Activity: Where the string "this" appears in a line of the material below, copy that line.

Extracted records:
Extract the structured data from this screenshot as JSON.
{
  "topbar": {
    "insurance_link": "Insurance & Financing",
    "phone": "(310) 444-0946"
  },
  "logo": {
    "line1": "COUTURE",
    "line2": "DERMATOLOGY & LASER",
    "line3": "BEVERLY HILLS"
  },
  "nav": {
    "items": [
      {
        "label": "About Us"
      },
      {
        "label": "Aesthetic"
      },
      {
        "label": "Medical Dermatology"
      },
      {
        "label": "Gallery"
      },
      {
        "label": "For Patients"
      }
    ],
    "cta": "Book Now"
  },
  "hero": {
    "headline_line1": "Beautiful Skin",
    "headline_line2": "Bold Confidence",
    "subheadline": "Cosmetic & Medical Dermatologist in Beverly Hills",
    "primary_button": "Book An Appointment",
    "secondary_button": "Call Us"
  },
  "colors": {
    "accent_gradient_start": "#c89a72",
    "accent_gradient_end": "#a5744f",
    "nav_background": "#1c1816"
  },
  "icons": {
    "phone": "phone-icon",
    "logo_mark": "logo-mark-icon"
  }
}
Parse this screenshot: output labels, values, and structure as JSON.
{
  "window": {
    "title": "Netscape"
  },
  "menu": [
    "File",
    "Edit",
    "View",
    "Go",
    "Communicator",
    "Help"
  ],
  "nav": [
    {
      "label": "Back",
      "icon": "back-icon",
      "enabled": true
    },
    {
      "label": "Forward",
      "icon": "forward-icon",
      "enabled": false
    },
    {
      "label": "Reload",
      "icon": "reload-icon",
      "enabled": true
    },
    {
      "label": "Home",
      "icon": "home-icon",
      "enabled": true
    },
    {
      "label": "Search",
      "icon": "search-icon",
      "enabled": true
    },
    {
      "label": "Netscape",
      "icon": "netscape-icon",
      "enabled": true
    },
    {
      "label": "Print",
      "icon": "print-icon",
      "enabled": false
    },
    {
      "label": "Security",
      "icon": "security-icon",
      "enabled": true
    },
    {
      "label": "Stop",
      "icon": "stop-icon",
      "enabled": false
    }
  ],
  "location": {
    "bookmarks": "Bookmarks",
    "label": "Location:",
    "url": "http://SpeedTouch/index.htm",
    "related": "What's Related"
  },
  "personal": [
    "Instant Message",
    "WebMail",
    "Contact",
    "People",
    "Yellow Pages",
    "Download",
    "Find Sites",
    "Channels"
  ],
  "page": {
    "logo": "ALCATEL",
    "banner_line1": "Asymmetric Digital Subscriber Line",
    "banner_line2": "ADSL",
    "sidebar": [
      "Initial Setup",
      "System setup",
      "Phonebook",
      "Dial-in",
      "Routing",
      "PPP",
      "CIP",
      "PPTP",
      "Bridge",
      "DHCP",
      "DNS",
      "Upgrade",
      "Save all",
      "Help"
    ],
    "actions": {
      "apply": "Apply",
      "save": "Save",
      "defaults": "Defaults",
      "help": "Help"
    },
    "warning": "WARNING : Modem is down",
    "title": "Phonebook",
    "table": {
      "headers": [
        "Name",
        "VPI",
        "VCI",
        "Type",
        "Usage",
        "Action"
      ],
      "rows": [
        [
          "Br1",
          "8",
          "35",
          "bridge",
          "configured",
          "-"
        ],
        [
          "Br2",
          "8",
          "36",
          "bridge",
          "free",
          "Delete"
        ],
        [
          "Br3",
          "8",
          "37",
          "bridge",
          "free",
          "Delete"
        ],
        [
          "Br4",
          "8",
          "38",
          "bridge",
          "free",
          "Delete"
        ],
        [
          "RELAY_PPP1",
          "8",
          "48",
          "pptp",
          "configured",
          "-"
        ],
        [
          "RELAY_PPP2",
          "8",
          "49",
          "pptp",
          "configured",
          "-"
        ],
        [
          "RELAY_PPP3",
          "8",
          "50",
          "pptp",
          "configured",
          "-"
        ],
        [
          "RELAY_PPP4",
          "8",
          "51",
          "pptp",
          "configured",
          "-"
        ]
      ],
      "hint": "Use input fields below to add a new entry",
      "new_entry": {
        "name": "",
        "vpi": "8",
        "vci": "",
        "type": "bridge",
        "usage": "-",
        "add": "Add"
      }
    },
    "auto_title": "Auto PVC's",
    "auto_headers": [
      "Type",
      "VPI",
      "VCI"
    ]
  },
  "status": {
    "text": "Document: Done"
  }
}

Response to the exercise:
Extract the structured data from this screenshot as JSON.
Parse this screenshot: output labels, values, and structure as JSON.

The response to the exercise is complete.